#### Task details
The expected response is an exact repetition of every record, with images excluded.

#### Supplied records
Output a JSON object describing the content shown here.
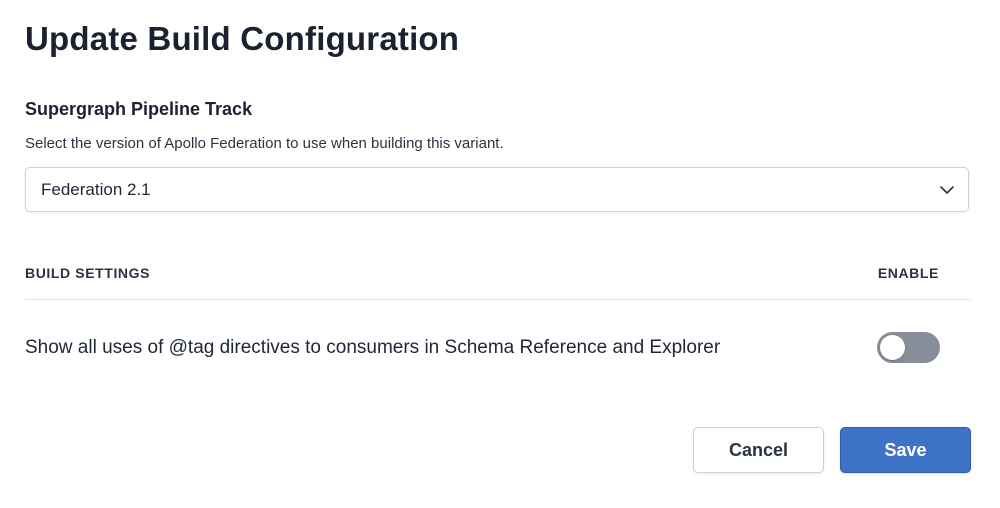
{
  "dialog": {
    "title": "Update Build Configuration"
  },
  "pipeline": {
    "heading": "Supergraph Pipeline Track",
    "description": "Select the version of Apollo Federation to use when building this variant.",
    "selected_value": "Federation 2.1"
  },
  "settings": {
    "column_label": "BUILD SETTINGS",
    "enable_label": "ENABLE",
    "rows": [
      {
        "label": "Show all uses of @tag directives to consumers in Schema Reference and Explorer",
        "enabled": false
      }
    ]
  },
  "actions": {
    "cancel_label": "Cancel",
    "save_label": "Save"
  },
  "colors": {
    "primary": "#3f73c7",
    "toggle_off": "#878e99",
    "border": "#cbd1da"
  },
  "icons": {
    "select_chevron": "chevron-down-icon"
  }
}
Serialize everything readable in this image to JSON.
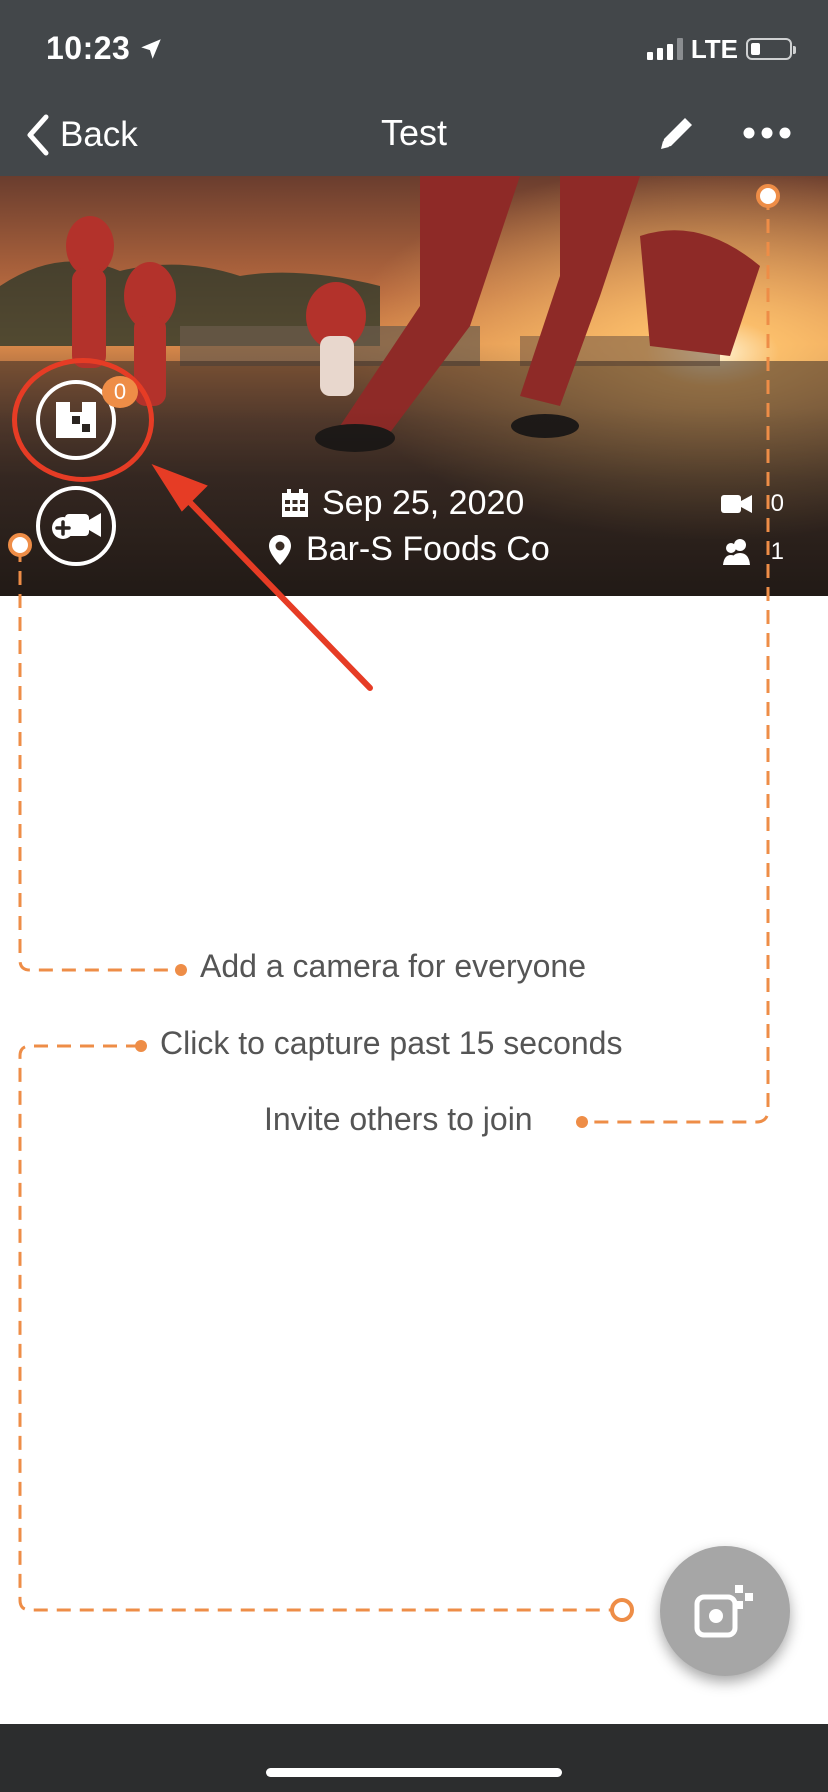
{
  "status_bar": {
    "time": "10:23",
    "network": "LTE",
    "icons": [
      "location-arrow-icon",
      "signal-icon",
      "battery-icon"
    ]
  },
  "nav": {
    "back_label": "Back",
    "title": "Test",
    "icons": [
      "chevron-left-icon",
      "pencil-icon",
      "more-icon"
    ]
  },
  "event": {
    "date": "Sep 25, 2020",
    "location": "Bar-S Foods Co",
    "camera_count": "0",
    "people_count": "1",
    "capture_badge": "0"
  },
  "tips": {
    "add_camera": "Add a camera for everyone",
    "capture_past": "Click to capture past 15 seconds",
    "invite": "Invite others to join"
  },
  "colors": {
    "bar_background": "#43474a",
    "accent_orange": "#ee8d47",
    "highlight_red": "#e63c25",
    "tip_text": "#555555",
    "fab_background": "#a6a6a6"
  }
}
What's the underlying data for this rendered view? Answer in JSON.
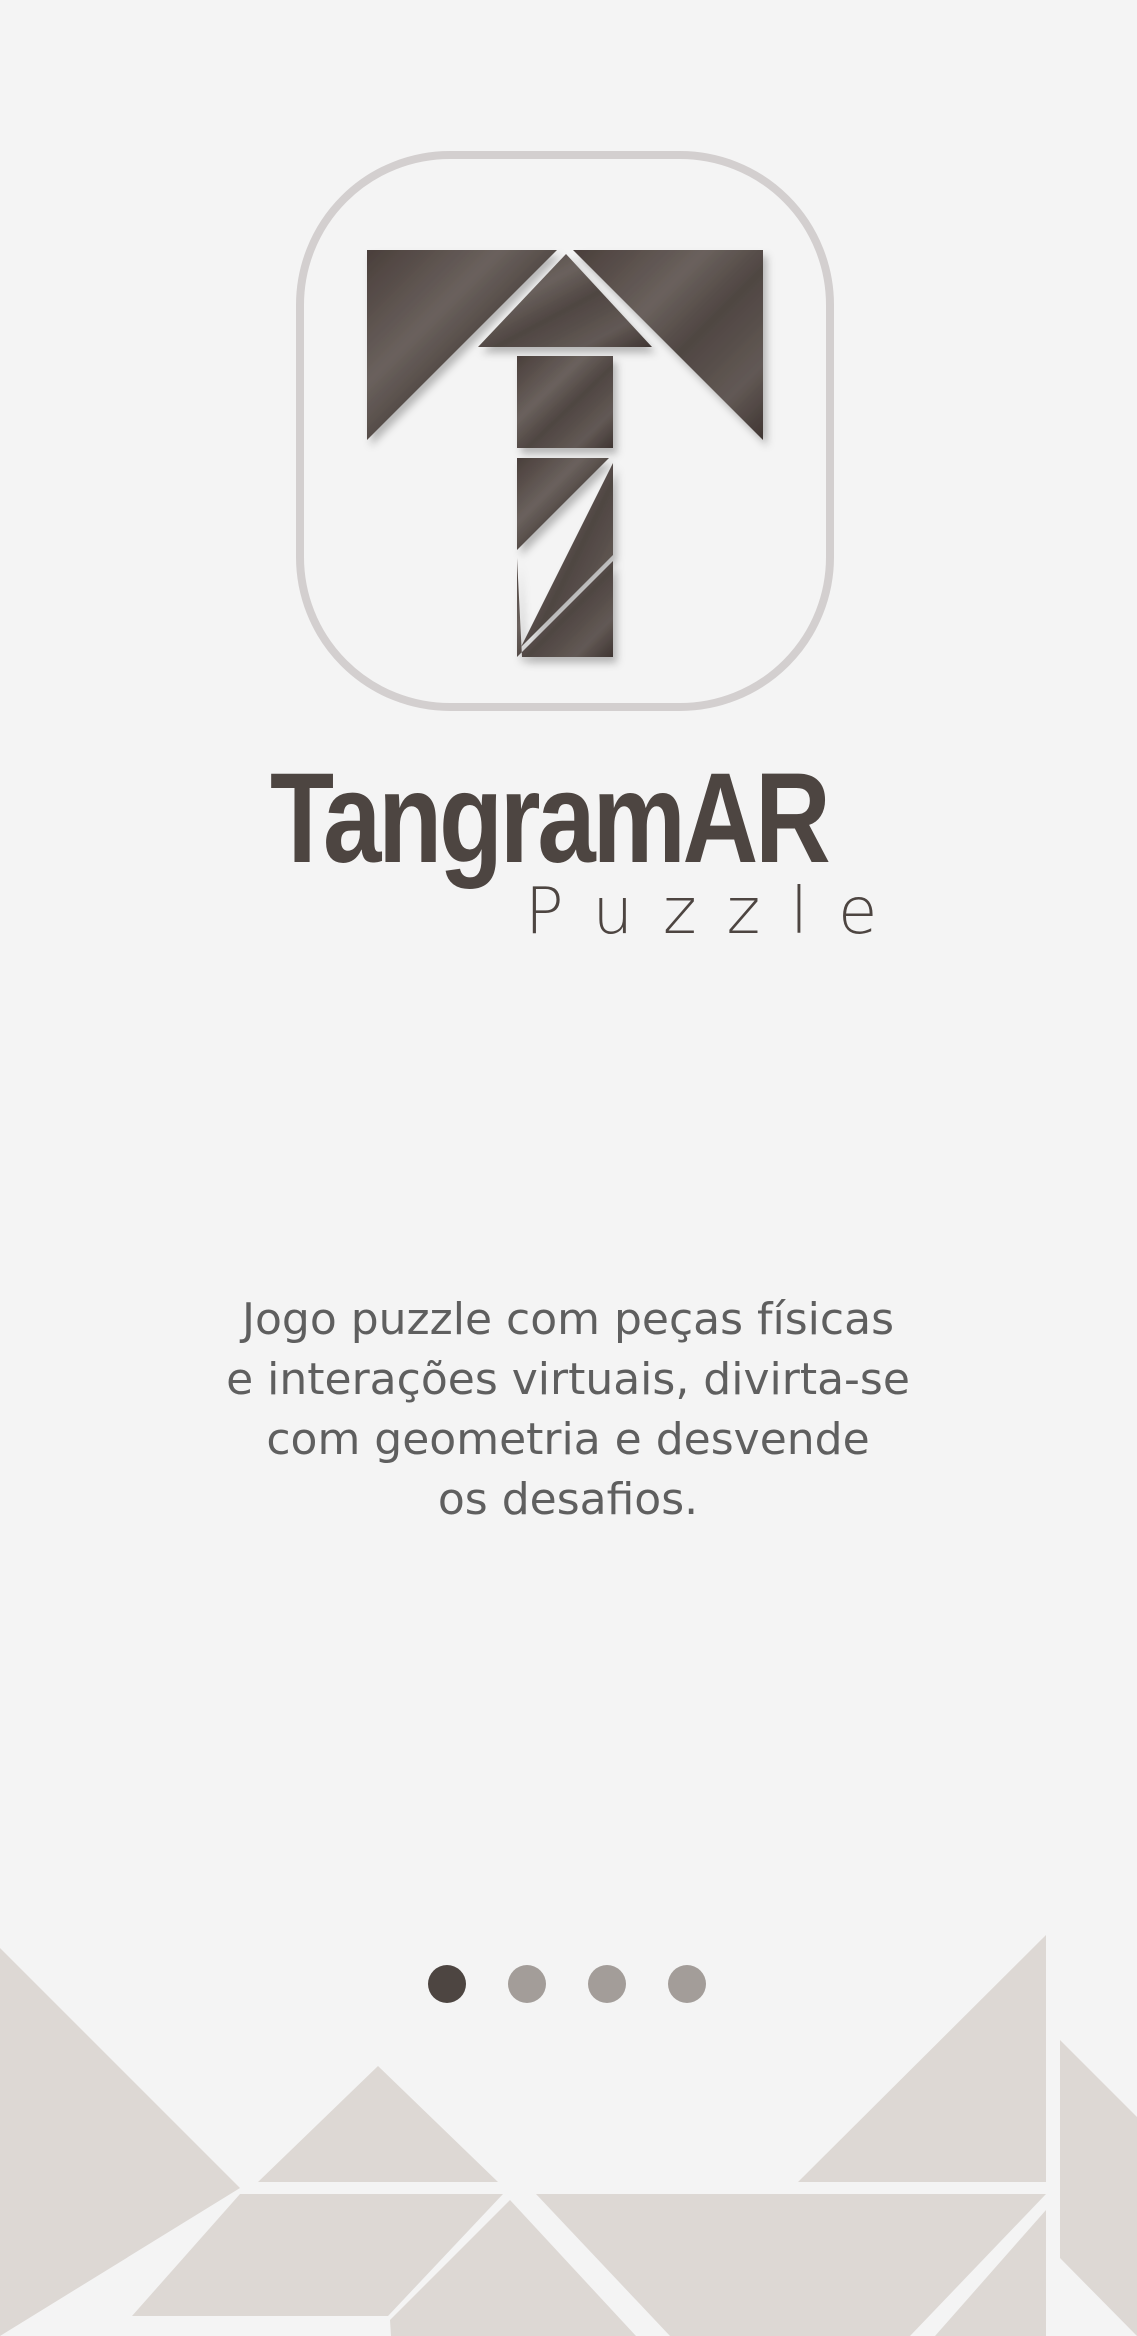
{
  "app": {
    "title": "TangramAR",
    "subtitle": "Puzzle"
  },
  "intro": {
    "description_lines": [
      "Jogo puzzle com peças físicas",
      "e interações virtuais, divirta-se",
      "com geometria e desvende",
      "os desafios."
    ]
  },
  "pager": {
    "total": 4,
    "active_index": 0
  },
  "colors": {
    "background": "#f4f4f4",
    "brand_dark": "#4d4541",
    "text_muted": "#5f5f5f",
    "dot_inactive": "#a39d99",
    "decor_piece": "#ddd8d4",
    "icon_border": "#d3cfcf"
  }
}
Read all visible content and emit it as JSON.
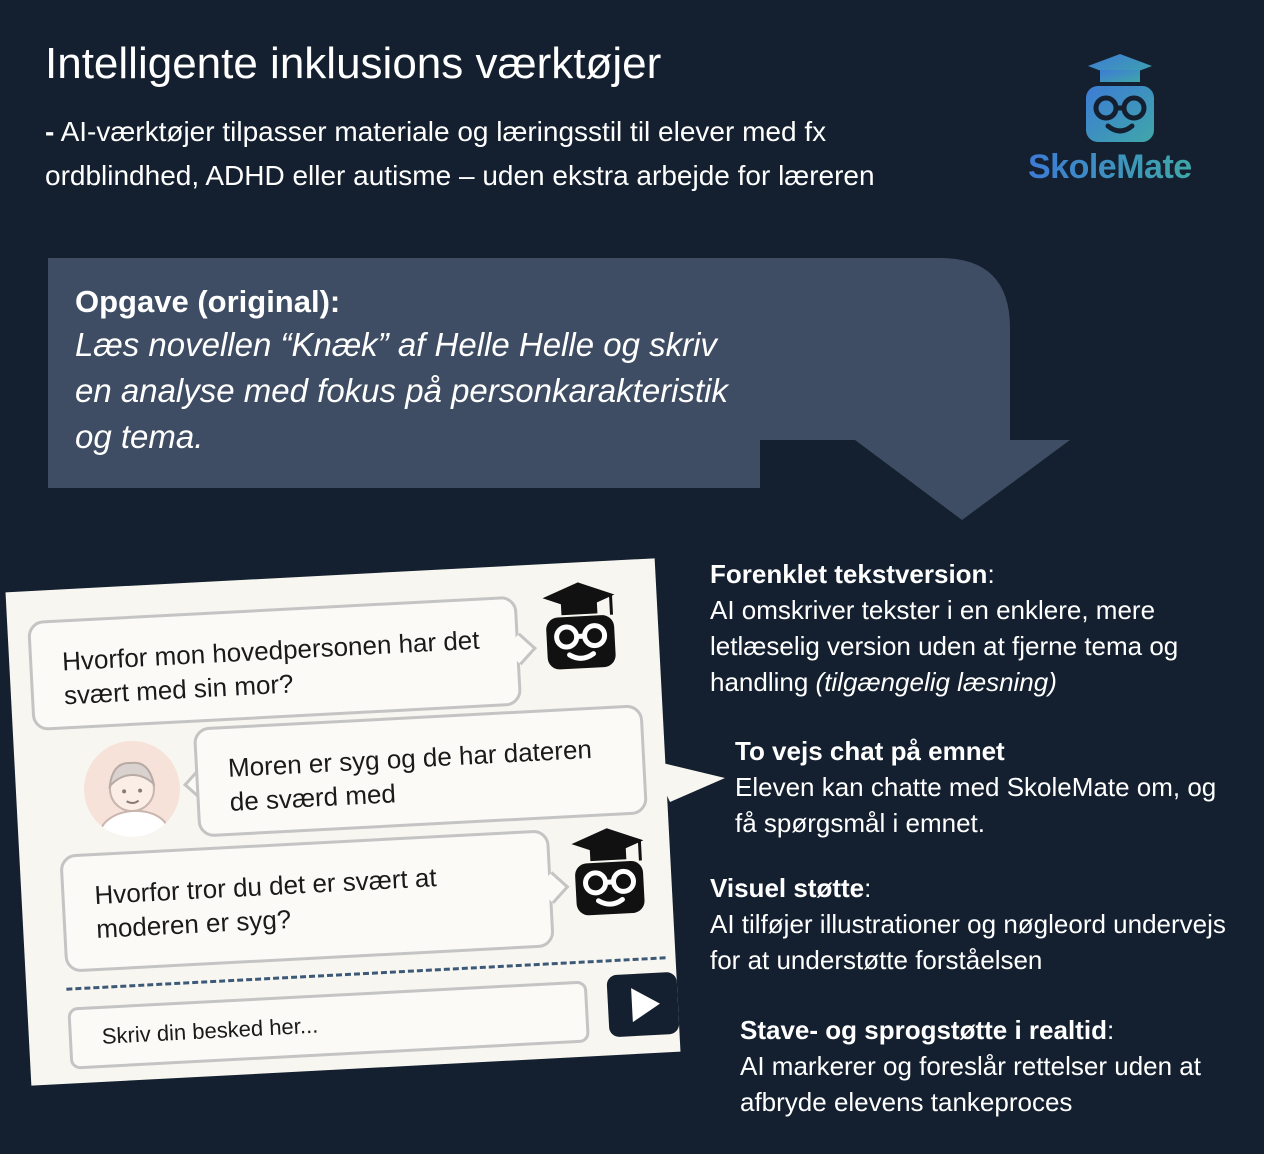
{
  "header": {
    "title": "Intelligente inklusions værktøjer",
    "subtitle_dash": "-",
    "subtitle": "AI-værktøjer tilpasser materiale og læringsstil til elever med fx ordblindhed, ADHD eller autisme – uden ekstra arbejde for læreren"
  },
  "logo": {
    "name": "SkoleMate"
  },
  "task": {
    "label": "Opgave (original):",
    "text": "Læs novellen “Knæk” af Helle Helle og skriv en analyse med fokus på personkarakteristik og tema."
  },
  "chat": {
    "messages": [
      {
        "sender": "bot",
        "text": "Hvorfor mon hovedpersonen har det svært med sin mor?"
      },
      {
        "sender": "student",
        "text": "Moren er syg og de har dateren de sværd med"
      },
      {
        "sender": "bot",
        "text": "Hvorfor tror du det er svært at moderen er syg?"
      }
    ],
    "input_placeholder": "Skriv din besked her...",
    "send_icon": "play-icon"
  },
  "features": [
    {
      "heading": "Forenklet tekstversion",
      "heading_suffix": ":",
      "text": "AI omskriver tekster i en enklere, mere letlæselig version uden at fjerne tema og handling",
      "italic": "(tilgængelig læsning)"
    },
    {
      "heading": "To vejs chat på emnet",
      "heading_suffix": "",
      "text": "Eleven kan chatte med SkoleMate om, og få spørgsmål i emnet.",
      "italic": ""
    },
    {
      "heading": "Visuel støtte",
      "heading_suffix": ":",
      "text": "AI tilføjer illustrationer og nøgleord undervejs for at understøtte forståelsen",
      "italic": ""
    },
    {
      "heading": "Stave- og sprogstøtte i realtid",
      "heading_suffix": ":",
      "text": "AI markerer og foreslår rettelser uden at afbryde elevens tankeproces",
      "italic": ""
    }
  ],
  "colors": {
    "background": "#14202f",
    "arrow": "#3e4d63",
    "chat_panel": "#f8f6f0",
    "logo_gradient_start": "#3d7bd6",
    "logo_gradient_end": "#3fa7a8"
  }
}
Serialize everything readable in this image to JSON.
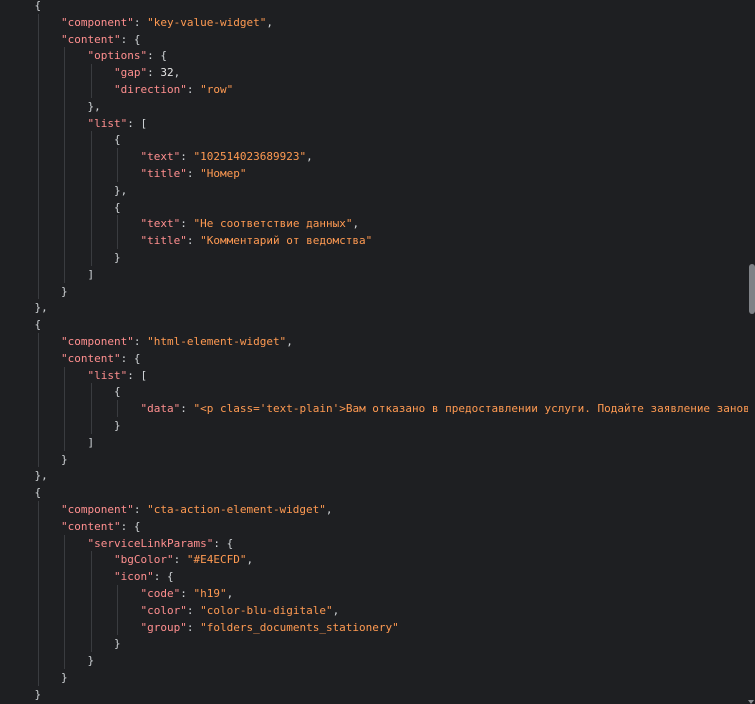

#### Solution for this exercise
Output a JSON object describing the content shown here.
{
  "dialog": {
    "title": "Update Build Configuration"
  },
  "pipeline": {
    "heading": "Supergraph Pipeline Track",
    "description": "Select the version of Apollo Federation to use when building this variant.",
    "selected_value": "Federation 2.1"
  },
  "settings": {
    "column_label": "BUILD SETTINGS",
    "enable_label": "ENABLE",
    "rows": [
      {
        "label": "Show all uses of @tag directives to consumers in Schema Reference and Explorer",
        "enabled": false
      }
    ]
  },
  "actions": {
    "cancel_label": "Cancel",
    "save_label": "Save"
  },
  "colors": {
    "primary": "#3f73c7",
    "toggle_off": "#878e99",
    "border": "#cbd1da"
  },
  "icons": {
    "select_chevron": "chevron-down-icon"
  }
}
Serialize everything readable in this image to JSON.
{
  "status_bar": {
    "time": "10:23",
    "network": "LTE",
    "icons": [
      "location-arrow-icon",
      "signal-icon",
      "battery-icon"
    ]
  },
  "nav": {
    "back_label": "Back",
    "title": "Test",
    "icons": [
      "chevron-left-icon",
      "pencil-icon",
      "more-icon"
    ]
  },
  "event": {
    "date": "Sep 25, 2020",
    "location": "Bar-S Foods Co",
    "camera_count": "0",
    "people_count": "1",
    "capture_badge": "0"
  },
  "tips": {
    "add_camera": "Add a camera for everyone",
    "capture_past": "Click to capture past 15 seconds",
    "invite": "Invite others to join"
  },
  "colors": {
    "bar_background": "#43474a",
    "accent_orange": "#ee8d47",
    "highlight_red": "#e63c25",
    "tip_text": "#555555",
    "fab_background": "#a6a6a6"
  }
}
What's the underlying data for this rendered view? Answer in JSON.
{
  "app": {
    "title": "TangramAR",
    "subtitle": "Puzzle"
  },
  "intro": {
    "description_lines": [
      "Jogo puzzle com peças físicas",
      "e interações virtuais, divirta-se",
      "com geometria e desvende",
      "os desafios."
    ]
  },
  "pager": {
    "total": 4,
    "active_index": 0
  },
  "colors": {
    "background": "#f4f4f4",
    "brand_dark": "#4d4541",
    "text_muted": "#5f5f5f",
    "dot_inactive": "#a39d99",
    "decor_piece": "#ddd8d4",
    "icon_border": "#d3cfcf"
  }
}
Read all visible content and emit it as JSON.
{
  "header": {
    "title": "Intelligente inklusions værktøjer",
    "subtitle_dash": "-",
    "subtitle": "AI-værktøjer tilpasser materiale og læringsstil til elever med fx ordblindhed, ADHD eller autisme – uden ekstra arbejde for læreren"
  },
  "logo": {
    "name": "SkoleMate"
  },
  "task": {
    "label": "Opgave (original):",
    "text": "Læs novellen “Knæk” af Helle Helle og skriv en analyse med fokus på personkarakteristik og tema."
  },
  "chat": {
    "messages": [
      {
        "sender": "bot",
        "text": "Hvorfor mon hovedpersonen har det svært med sin mor?"
      },
      {
        "sender": "student",
        "text": "Moren er syg og de har dateren de sværd med"
      },
      {
        "sender": "bot",
        "text": "Hvorfor tror du det er svært at moderen er syg?"
      }
    ],
    "input_placeholder": "Skriv din besked her...",
    "send_icon": "play-icon"
  },
  "features": [
    {
      "heading": "Forenklet tekstversion",
      "heading_suffix": ":",
      "text": "AI omskriver tekster i en enklere, mere letlæselig version uden at fjerne tema og handling",
      "italic": "(tilgængelig læsning)"
    },
    {
      "heading": "To vejs chat på emnet",
      "heading_suffix": "",
      "text": "Eleven kan chatte med SkoleMate om, og få spørgsmål i emnet.",
      "italic": ""
    },
    {
      "heading": "Visuel støtte",
      "heading_suffix": ":",
      "text": "AI tilføjer illustrationer og nøgleord undervejs for at understøtte forståelsen",
      "italic": ""
    },
    {
      "heading": "Stave- og sprogstøtte i realtid",
      "heading_suffix": ":",
      "text": "AI markerer og foreslår rettelser uden at afbryde elevens tankeproces",
      "italic": ""
    }
  ],
  "colors": {
    "background": "#14202f",
    "arrow": "#3e4d63",
    "chat_panel": "#f8f6f0",
    "logo_gradient_start": "#3d7bd6",
    "logo_gradient_end": "#3fa7a8"
  }
}
Serialize everything readable in this image to JSON.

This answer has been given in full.